Ron Kaplan, the C.E.O. of Trex, a manufacturer of outside decks, learned from his father that the number one job of a leader is to “make the staff feel secure” which comes from your presence, integrity, and reliability. Being focused, fun, and real the mantra of my website communicates a certain presence, style, and way of being! I love congruency and authenticity as a way of guiding others and living successfully!

Mr. Kaplan prefers to give advice by asking questions, a style I prefer as well. When I used to teach at a community college, I preferred to ask questions instead of lecture feeling that students learn more by having to think and be proactive about learning than rote memory.

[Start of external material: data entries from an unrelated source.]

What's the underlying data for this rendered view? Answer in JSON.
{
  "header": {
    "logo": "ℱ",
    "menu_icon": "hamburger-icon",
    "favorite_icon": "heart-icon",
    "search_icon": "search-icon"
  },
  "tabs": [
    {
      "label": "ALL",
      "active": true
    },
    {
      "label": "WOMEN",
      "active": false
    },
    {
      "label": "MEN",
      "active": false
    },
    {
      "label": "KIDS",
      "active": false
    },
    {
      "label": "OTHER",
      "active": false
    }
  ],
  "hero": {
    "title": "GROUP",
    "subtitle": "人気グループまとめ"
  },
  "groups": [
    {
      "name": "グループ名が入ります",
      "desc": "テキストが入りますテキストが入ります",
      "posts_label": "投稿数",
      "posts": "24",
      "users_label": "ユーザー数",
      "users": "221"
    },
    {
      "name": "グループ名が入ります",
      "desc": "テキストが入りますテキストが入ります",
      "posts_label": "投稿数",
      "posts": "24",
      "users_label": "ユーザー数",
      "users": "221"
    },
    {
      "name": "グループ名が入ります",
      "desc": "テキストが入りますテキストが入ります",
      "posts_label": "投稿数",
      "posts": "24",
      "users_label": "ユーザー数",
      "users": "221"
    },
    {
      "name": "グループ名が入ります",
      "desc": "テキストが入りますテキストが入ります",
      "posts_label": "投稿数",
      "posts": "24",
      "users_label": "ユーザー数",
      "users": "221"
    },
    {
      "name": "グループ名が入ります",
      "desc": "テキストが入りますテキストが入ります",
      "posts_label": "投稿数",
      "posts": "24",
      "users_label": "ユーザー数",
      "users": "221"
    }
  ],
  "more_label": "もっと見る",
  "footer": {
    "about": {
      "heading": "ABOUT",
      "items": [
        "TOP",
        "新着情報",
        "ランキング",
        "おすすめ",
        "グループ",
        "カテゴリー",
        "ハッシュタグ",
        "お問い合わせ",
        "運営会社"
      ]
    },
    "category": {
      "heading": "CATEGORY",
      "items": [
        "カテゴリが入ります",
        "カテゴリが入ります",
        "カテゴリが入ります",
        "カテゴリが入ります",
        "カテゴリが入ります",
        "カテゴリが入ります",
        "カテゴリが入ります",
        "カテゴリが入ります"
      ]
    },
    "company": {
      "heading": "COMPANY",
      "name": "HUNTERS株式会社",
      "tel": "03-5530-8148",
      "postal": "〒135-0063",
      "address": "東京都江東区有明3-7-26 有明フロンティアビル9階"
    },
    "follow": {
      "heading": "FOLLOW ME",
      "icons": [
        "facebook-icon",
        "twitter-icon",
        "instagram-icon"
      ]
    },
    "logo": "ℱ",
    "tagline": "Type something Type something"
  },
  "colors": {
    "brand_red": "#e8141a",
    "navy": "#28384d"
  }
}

As a marksmen, Mr. Kaplan learned the power of focus and concentration, a necessity in a sport as precise as shooting! Focus responds to presence and a quiet mind. To quiet the mind, it’s fundamentally important to meditate and practice mindfulness, something I work on daily and practice over and over. In my last blogpost on sports psychology I talked about holing out from the fairway to end a golf match in style. I have no doubt that shot went in from nearly 140 yards out largely because I continually practice meditation and mindfulness!